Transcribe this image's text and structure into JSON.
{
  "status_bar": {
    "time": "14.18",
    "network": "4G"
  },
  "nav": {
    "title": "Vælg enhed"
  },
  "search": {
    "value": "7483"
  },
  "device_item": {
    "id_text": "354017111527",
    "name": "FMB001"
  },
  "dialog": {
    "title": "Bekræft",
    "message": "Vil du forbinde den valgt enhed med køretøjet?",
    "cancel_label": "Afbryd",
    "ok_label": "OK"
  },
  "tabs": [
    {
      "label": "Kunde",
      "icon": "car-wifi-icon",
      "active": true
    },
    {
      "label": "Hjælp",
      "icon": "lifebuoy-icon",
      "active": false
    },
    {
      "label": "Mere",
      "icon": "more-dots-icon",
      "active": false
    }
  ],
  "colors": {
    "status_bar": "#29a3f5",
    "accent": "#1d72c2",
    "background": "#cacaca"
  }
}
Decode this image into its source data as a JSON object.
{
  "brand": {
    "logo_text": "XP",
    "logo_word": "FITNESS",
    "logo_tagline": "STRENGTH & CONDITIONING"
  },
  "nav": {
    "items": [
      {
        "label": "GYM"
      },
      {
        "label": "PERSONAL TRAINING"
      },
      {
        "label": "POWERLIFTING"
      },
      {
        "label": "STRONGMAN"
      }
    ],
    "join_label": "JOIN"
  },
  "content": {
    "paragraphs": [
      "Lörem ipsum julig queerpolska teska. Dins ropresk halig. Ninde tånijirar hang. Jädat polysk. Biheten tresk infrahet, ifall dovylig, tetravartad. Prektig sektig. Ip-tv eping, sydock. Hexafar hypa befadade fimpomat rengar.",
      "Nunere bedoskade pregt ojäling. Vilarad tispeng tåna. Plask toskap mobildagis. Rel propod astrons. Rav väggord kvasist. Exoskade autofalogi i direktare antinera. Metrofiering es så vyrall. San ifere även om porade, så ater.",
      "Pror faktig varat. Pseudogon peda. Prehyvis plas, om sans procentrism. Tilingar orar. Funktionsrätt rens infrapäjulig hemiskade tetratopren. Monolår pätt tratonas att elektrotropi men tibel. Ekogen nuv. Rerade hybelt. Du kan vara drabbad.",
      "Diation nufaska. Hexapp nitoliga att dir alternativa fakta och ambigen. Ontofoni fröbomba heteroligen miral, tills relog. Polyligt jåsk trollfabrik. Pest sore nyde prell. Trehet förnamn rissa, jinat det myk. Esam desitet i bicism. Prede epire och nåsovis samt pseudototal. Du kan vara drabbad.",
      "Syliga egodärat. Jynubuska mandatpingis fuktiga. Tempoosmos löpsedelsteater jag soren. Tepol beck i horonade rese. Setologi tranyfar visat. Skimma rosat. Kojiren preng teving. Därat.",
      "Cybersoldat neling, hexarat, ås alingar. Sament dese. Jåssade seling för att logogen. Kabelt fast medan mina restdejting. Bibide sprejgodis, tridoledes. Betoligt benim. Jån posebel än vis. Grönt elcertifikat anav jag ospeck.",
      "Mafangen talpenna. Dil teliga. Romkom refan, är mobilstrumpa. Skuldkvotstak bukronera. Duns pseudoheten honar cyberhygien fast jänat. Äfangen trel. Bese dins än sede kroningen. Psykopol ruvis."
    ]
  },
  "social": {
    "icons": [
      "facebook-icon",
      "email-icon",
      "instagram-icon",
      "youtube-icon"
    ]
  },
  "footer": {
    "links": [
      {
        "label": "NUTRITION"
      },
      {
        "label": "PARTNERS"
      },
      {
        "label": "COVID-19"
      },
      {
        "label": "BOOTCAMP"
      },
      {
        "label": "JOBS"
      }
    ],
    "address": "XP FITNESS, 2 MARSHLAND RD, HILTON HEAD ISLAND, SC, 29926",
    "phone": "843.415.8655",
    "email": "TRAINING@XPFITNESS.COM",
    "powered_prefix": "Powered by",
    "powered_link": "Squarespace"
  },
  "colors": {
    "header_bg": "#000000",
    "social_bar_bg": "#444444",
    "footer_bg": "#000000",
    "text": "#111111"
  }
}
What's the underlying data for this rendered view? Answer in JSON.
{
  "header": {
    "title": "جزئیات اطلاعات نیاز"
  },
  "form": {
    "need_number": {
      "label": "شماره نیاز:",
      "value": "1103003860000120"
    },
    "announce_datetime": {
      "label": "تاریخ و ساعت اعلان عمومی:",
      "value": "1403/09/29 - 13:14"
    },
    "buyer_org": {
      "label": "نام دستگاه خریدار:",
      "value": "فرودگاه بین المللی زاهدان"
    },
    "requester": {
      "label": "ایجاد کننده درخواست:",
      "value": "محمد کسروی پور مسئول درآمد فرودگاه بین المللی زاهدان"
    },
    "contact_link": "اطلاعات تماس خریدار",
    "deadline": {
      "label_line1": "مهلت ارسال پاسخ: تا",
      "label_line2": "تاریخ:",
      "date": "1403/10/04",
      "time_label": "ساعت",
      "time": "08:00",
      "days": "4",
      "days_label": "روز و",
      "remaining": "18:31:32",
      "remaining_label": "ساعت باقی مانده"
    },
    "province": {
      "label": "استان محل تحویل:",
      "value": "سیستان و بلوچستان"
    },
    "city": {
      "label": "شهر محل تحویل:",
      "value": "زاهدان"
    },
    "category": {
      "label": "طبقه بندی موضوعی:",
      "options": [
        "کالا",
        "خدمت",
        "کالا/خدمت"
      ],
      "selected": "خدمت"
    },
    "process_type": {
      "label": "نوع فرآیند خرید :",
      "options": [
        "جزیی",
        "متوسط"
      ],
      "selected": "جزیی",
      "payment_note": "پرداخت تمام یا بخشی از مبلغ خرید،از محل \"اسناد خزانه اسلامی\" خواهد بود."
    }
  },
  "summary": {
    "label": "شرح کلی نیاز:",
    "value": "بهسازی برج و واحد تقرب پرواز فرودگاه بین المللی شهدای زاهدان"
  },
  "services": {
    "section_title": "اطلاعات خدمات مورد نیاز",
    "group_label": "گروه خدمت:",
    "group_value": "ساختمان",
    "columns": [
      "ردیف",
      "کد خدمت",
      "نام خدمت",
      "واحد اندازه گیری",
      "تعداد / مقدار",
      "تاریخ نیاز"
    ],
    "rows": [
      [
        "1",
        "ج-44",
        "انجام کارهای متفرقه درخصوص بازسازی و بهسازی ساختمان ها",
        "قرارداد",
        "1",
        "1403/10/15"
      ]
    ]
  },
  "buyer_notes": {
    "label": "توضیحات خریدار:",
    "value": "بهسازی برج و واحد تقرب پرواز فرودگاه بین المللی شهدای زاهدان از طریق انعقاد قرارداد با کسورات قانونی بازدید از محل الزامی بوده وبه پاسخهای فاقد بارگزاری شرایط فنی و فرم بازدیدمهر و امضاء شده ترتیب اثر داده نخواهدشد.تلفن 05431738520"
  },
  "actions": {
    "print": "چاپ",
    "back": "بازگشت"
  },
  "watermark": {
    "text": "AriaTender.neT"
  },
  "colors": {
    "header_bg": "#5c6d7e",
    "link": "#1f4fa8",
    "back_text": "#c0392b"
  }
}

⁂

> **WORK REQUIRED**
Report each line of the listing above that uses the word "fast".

> **ANSWER FOR THIS EXERCISE**
      "Cybersoldat neling, hexarat, ås alingar. Sament dese. Jåssade seling för att logogen. Kabelt fast medan mina restdejting. Bibide sprejgodis, tridoledes. Betoligt benim. Jån posebel än vis. Grönt elcertifikat anav jag ospeck.",
      "Mafangen talpenna. Dil teliga. Romkom refan, är mobilstrumpa. Skuldkvotstak bukronera. Duns pseudoheten honar cyberhygien fast jänat. Äfangen trel. Bese dins än sede kroningen. Psykopol ruvis."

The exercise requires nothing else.